-- Data extract follows --

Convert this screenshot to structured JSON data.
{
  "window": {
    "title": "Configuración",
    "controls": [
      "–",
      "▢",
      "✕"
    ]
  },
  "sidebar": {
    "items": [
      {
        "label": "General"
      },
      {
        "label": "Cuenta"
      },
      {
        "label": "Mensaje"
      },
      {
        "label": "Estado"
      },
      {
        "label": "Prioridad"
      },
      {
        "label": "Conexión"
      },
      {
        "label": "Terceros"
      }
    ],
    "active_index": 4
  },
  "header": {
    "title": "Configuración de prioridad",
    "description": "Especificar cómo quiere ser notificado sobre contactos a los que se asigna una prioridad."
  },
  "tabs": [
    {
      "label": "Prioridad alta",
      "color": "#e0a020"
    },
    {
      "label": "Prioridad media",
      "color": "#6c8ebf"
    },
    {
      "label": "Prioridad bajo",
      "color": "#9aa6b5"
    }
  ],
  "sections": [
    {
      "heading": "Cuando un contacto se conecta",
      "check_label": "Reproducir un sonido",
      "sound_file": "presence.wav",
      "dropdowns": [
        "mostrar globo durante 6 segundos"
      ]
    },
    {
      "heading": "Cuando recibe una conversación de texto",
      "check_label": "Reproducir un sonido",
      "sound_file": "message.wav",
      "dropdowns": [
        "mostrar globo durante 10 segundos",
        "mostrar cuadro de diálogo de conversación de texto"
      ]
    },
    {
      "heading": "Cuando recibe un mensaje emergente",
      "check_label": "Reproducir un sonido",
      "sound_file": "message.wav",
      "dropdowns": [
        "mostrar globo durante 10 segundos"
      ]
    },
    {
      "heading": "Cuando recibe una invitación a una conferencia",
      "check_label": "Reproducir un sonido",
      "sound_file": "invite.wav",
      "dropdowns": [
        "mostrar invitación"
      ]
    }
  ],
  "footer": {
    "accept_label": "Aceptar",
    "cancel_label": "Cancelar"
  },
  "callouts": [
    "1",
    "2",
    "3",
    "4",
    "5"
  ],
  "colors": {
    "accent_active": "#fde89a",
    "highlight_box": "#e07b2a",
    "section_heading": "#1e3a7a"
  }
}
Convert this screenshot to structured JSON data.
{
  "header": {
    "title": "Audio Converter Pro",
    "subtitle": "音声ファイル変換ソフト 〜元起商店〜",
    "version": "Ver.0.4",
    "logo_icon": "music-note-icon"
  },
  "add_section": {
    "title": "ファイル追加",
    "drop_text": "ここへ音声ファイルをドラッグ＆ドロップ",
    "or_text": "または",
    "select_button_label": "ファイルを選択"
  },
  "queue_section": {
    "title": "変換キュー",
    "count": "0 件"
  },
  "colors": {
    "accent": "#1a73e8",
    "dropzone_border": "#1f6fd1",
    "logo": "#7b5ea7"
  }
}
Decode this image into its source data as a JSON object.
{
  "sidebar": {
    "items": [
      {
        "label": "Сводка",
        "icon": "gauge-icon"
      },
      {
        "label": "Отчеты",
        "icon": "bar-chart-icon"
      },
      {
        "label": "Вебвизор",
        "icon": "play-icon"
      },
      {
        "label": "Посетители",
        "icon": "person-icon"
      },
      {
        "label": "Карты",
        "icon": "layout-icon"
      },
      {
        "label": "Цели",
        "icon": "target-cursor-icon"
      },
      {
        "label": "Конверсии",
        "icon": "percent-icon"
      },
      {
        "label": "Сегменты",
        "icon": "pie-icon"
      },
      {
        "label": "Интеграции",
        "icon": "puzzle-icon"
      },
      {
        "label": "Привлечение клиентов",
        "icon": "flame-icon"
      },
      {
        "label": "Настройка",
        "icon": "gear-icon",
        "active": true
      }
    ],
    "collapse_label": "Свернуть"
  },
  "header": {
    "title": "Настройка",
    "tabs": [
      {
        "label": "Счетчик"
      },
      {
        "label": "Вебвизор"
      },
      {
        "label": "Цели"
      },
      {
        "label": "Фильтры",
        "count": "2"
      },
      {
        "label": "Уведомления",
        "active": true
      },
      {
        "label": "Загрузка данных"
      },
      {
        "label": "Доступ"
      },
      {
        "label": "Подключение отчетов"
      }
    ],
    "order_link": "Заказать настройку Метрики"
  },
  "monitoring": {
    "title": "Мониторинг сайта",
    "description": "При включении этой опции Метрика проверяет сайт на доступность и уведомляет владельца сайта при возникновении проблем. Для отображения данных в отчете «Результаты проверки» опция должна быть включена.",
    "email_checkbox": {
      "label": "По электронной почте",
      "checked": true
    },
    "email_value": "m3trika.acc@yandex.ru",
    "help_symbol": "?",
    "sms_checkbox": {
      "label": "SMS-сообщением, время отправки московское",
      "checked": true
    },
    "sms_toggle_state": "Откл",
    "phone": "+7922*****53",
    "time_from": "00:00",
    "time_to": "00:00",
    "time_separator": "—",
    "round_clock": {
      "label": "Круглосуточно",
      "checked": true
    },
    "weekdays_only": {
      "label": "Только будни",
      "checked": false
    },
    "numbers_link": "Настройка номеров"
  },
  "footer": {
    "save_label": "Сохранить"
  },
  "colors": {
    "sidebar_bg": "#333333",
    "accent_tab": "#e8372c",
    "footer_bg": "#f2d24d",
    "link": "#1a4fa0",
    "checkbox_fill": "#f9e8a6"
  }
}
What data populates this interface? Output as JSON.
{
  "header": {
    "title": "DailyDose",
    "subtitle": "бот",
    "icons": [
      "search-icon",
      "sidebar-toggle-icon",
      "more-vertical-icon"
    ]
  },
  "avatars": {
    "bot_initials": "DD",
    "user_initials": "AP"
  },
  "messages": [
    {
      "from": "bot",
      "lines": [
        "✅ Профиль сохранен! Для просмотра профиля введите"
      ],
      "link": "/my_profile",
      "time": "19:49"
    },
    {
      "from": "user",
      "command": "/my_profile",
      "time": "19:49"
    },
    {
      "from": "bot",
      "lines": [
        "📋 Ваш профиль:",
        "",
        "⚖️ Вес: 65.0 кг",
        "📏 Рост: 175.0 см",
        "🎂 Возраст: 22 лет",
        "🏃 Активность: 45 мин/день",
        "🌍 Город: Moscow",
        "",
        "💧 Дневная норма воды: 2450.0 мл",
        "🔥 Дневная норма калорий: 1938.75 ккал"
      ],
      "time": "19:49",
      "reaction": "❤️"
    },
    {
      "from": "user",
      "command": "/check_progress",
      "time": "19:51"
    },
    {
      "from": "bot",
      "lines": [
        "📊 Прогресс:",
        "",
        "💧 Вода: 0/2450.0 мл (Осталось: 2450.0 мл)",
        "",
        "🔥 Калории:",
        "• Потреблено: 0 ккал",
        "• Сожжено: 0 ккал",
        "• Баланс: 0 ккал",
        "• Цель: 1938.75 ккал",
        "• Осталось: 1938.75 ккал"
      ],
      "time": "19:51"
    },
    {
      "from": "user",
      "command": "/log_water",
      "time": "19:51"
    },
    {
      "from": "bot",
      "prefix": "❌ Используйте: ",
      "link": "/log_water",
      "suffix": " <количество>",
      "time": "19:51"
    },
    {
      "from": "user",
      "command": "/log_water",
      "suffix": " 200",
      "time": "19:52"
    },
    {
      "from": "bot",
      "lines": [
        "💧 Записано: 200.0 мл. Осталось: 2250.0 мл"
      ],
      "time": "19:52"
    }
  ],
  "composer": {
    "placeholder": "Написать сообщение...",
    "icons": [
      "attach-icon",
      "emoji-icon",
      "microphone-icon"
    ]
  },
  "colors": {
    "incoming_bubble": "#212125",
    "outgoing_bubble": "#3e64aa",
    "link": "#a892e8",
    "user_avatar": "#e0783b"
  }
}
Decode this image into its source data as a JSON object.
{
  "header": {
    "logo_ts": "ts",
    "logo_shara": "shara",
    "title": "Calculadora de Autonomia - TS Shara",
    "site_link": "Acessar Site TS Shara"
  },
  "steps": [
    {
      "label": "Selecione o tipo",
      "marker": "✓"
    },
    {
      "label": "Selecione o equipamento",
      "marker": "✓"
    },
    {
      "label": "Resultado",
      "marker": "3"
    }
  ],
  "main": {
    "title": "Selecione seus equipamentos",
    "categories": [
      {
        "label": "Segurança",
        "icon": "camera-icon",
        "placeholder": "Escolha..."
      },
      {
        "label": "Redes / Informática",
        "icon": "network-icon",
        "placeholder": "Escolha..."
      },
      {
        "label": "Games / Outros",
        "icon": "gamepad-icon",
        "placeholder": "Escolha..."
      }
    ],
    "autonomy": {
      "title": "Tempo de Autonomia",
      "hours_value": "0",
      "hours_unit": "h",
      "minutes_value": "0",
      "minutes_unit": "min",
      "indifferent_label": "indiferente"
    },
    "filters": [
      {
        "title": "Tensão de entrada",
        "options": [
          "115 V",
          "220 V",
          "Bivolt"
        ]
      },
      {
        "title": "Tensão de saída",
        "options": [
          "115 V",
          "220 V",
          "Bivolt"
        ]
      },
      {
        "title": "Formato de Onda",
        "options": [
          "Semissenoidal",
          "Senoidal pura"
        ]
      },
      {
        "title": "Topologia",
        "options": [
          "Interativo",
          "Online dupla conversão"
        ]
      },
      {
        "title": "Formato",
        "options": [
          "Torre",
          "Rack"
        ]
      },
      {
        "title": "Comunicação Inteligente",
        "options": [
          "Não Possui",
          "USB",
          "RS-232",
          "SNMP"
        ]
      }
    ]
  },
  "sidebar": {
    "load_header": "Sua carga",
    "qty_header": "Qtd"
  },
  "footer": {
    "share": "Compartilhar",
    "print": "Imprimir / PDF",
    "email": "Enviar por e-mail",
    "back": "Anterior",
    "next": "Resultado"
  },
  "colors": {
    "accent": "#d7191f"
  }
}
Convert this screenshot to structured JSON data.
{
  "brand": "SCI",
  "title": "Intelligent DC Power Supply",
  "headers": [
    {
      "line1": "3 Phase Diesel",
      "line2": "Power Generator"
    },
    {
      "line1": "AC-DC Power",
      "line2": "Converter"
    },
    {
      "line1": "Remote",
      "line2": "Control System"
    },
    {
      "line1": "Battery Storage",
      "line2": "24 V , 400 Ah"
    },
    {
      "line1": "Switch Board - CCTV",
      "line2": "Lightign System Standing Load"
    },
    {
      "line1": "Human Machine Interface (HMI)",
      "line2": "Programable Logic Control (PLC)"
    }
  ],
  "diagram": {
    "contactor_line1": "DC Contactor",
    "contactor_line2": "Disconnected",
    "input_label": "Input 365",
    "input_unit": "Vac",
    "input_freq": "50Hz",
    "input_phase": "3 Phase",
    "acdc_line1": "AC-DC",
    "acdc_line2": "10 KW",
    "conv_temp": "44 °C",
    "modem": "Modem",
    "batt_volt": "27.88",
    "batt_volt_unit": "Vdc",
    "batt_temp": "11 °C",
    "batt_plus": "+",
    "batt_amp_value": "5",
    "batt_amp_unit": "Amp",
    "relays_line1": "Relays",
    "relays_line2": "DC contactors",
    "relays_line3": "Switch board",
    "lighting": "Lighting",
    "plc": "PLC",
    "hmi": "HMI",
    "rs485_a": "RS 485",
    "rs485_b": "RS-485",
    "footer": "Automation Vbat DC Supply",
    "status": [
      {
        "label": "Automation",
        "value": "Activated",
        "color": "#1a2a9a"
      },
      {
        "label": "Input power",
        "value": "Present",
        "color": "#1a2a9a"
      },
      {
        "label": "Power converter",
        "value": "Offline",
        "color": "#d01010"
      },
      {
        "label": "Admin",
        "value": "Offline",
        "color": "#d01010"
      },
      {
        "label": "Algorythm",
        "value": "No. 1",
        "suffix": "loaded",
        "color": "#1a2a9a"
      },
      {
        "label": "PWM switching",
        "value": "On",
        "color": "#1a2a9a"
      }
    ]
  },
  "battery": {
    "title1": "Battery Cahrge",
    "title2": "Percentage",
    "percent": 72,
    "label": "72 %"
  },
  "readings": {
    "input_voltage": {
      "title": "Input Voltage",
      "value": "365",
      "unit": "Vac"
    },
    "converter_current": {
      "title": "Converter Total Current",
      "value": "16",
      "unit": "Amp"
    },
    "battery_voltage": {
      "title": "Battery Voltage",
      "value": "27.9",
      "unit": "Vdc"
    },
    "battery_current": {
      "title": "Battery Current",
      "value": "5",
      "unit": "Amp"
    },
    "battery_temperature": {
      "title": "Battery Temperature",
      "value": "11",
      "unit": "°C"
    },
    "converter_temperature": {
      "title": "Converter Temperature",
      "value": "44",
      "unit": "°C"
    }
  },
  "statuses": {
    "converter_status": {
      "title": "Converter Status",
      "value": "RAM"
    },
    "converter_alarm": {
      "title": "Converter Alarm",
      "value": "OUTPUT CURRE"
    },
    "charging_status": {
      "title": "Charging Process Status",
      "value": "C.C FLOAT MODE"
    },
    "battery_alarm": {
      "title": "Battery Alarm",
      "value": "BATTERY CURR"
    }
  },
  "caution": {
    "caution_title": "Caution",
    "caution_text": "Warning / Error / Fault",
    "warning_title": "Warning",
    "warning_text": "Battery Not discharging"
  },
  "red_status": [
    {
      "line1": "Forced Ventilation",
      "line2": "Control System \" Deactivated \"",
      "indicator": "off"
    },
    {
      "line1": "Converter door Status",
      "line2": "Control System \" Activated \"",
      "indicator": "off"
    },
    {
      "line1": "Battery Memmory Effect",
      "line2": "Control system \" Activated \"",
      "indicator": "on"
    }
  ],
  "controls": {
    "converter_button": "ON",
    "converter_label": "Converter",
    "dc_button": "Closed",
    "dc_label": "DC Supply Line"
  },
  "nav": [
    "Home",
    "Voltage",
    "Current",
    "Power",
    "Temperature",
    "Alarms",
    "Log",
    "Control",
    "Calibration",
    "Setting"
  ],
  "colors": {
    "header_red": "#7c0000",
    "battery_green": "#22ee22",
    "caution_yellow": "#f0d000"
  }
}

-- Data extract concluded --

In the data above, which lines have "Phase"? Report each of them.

Output of the exercise:
      "line1": "3 Phase Diesel",
    "input_phase": "3 Phase",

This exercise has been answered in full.